New paper: Scaling Laws in Geo-located Twitter Data

New paper accepted for publication in PLOS One

Scaling Laws in Geo-located Twitter Data

We observe and report on a systematic relationship between population density and Twitter use. Number of tweets, number of users and population per unit area are related by power laws, with exponents greater than one, that are consistent with each other and across a range of spatial scales. This implies that population density can accurately predict Twitter activity. Furthermore this trend can be used to identify ‘anomalous’ areas that deviate from the trend. Analysis of geo-tagged and place-tagged tweets show that geo-tagged tweets are different with respect to user type and content. Our findings have implications for the spatial analysis of Twitter data and for understanding demographic biases in the Twitter user base.

Presentations for XCS group

Recently, Michelle and Tristan had the opportunity to present our work tying together social media, the weather and climate change to the XCS group here in the University. It was a great chance to connect with other researchers and share their work with new audiences.

Michelle presented her work looking at the use of Twitter data to ‘nowcast’, that is looking at how tweets can be used to augment traditional sensors to measure the impacts of storms, floods and other weather events.

Tristan shared his work studying how people share information about climate change on Twitter, in particular how polarisation in interactions extends to media choices.

Presentation at Complex Networks 2018 – Cambridge, UK

Shortly before Christmas, I attended Complex Networks 2018 in Cambridge. It was a great opportunity to meet other scholars in the field of network science and hear about the latest research from around the world.

This conference published our recent paper studying projections of bipartite networks, which I presented to the other attendees. Many valuable questions and discussions followed the presentation and I’m grateful to all those that were interested for their insightful comments.

Many thanks to the organisers for an excellent conference.

New post-doctoral research fellow: Anais Ollagnier

I started this year as a research fellow supervised by Hywel Williams. I am working on the development of the Institute of Coding Career Coach. I am investigating how we can manage social data in order to leverage them efficiently. My topics of interest are machine learning and natural language processing (NLP).

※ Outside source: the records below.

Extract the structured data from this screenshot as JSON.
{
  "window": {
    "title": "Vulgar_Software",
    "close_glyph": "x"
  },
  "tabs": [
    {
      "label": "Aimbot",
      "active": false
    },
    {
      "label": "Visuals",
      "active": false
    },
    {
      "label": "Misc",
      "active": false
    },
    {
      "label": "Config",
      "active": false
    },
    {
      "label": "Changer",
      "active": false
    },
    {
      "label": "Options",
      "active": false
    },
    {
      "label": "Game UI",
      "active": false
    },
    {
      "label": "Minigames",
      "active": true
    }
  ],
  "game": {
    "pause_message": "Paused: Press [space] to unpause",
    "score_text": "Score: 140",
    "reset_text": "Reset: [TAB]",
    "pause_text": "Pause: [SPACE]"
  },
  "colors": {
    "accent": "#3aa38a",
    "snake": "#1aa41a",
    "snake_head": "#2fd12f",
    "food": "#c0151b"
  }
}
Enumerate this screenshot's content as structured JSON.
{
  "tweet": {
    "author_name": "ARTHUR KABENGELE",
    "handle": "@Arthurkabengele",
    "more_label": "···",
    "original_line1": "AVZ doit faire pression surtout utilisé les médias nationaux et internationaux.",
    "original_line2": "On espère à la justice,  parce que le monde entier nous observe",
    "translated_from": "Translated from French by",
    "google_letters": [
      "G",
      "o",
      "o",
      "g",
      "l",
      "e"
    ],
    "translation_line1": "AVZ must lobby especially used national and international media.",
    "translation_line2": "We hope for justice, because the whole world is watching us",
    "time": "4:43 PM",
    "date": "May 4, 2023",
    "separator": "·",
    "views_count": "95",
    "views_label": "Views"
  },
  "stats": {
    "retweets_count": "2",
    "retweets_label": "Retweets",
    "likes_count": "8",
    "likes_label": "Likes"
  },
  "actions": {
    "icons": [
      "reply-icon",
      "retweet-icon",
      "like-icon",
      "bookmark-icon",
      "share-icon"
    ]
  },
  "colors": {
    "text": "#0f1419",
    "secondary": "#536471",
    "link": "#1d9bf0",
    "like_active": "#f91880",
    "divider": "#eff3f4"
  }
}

Previously, I completed my PhD in Computer Science at the University of Aix-Marseille. Throughout this, I focused on information retrieval and NLP, in the context of a digital scientific library. I designed algorithms in order to exploit the possibilities of digital access to scientific information.

Christmas festivities

For our Christmas celebration, we attended an escape room. Split into two teams, we were tasked with saving the human race by recovering a sample of a non-aging serum and discovering the formula for the most dangerous toxin ever created. Fortunately, we all managed to save the world and escape in time for our dinner reservation.

We wish everyone all the best for a happy and successful 2019.